After pleading with Congress for so many years, and then at last winning the requisite legislative authority to impose mandatory and enforceable standards for electric reliability, to replace its...
Planned or Private?
The case for participant-funded transmission.
There's not much funny about electric transmission. But that didn't deter James Pope, chairman of TANC, the Transmission Agency of Northern California, and director of Santa Clara's Silicon Valley Power, from trying out a little humor. Speaking at the Federal Energy Regulatory Commission in Washington, D.C., on Dec. 3, at the FERC's all-day technical conference on congestion revenue rights (CRRs), Pope managed to crack up the morning audience with the sort of wit that could come only from a veteran of California's utility industry:
"The only substitute for electricity," he offered, "seems to be darkness. And that's not a very good substitute."
Pope's quip might appear irreverent. Yet the key to success for FERC's standard market design (SMD) may well lie in deciding which electric industry assets are interchangeable, and what that means for regulation.
In particular, the evolution of locational marginal pricing (LMP) and other ideas in FERC's SMD have caused utilities and regulators during the past six months to warm to the idea of the electric grid as private property. This change in thinking comes from all over. It comes from the Northeast United States (New York, New England and PJM), as one might expect, where they love the SMD. But it also comes from the Southeast, where many disdain the notion of electric competition and newfangled markets. You could see the change as well back in November, at the FERC's prior conference on pricing policy for transmission network upgrades and expansions.
This new view sees the grid not in terms of zones, regions or voltage levels, but instead in terms of beneficiaries. Ask whether a given transmission line or project is built (a) to maintain reliability, for the public at large, or (b) to grant access to markets for a profit-seeking generator, as a single market player. The one is "reliability transmission," eligible for traditional rolled-in embedded-cost rates and socialized pricing, and is planned top-down according to good utility practice by the regional transmission organization (RTO) or independent transmission provider (ITP). The other, however, is "economic transmission."

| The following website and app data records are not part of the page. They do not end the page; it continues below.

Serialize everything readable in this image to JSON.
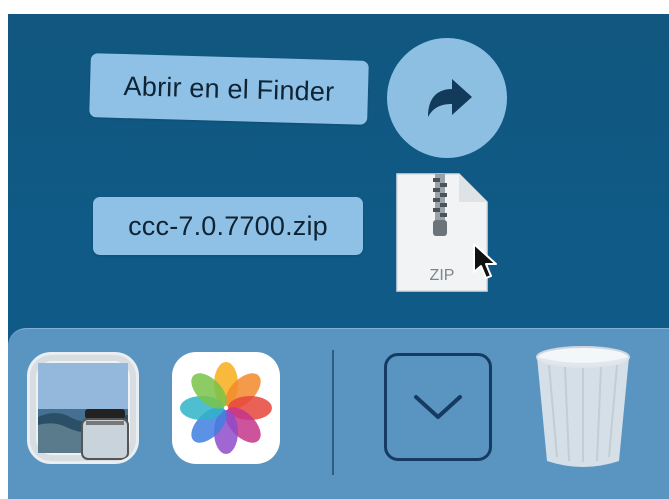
{
  "drag_actions": {
    "open_in_finder_label": "Abrir en el Finder",
    "open_button_icon": "share-arrow-icon"
  },
  "dragged_file": {
    "name": "ccc-7.0.7700.zip",
    "type_label": "ZIP",
    "icon": "zip-file-icon"
  },
  "dock": {
    "items": [
      {
        "name": "preview-app-icon"
      },
      {
        "name": "photos-app-icon"
      },
      {
        "name": "downloads-stack",
        "icon": "chevron-down-icon"
      },
      {
        "name": "trash-icon"
      }
    ]
  },
  "colors": {
    "desktop": "#0f5a86",
    "label_bg": "#8fc1e6",
    "dock_bg": "#5a95c1",
    "stack_border": "#163b63"
  }
}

It's a different animal entirely. It doesn't depend on a finding of certificate of need. It doesn't fall under traditional regulation. It doesn't get rolled-in pricing.
It survives not on planning or public subsidy, but on private initiative and "participant funding."

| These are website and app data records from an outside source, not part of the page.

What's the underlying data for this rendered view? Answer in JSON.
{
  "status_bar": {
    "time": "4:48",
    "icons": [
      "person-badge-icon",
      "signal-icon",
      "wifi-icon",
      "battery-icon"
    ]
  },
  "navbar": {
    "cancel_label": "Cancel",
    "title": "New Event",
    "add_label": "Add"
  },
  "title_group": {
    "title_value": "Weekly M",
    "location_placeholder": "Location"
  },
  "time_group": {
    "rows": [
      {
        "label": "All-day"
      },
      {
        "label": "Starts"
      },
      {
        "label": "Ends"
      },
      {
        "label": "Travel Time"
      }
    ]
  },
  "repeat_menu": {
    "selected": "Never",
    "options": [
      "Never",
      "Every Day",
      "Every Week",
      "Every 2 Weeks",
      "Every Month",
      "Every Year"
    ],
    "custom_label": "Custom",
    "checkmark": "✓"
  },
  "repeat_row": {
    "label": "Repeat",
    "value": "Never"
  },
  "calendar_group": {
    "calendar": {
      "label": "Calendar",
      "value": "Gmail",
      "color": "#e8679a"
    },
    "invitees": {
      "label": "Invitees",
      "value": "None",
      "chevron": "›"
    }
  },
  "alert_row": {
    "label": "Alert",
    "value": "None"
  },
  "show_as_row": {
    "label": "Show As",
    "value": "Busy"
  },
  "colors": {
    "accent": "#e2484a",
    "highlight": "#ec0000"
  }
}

To borrow Pope's analogy, recall that transmission, as an improvement over darkness, can actually serve fairly well as a substitute for generation. And so if generation becomes competitive, why not the grid?
In short, many now believe that if we put our faith in competitive generation and locational pricing, then we have no choice but to treat much of the grid as a privately funded merchant asset.
Two Flavors for the Grid
The Southeast-bastion of traditional utility regulation-now leads the push for participant-funded transmission (PTF). Consultant Michael Schnitzer (Northbridge Group), representing the proposed SeTrans RTO, laid out the idea at the FERC's November pricing conference. "What SeTrans basically says is there's two generic kinds of transmission investments: those that are necessary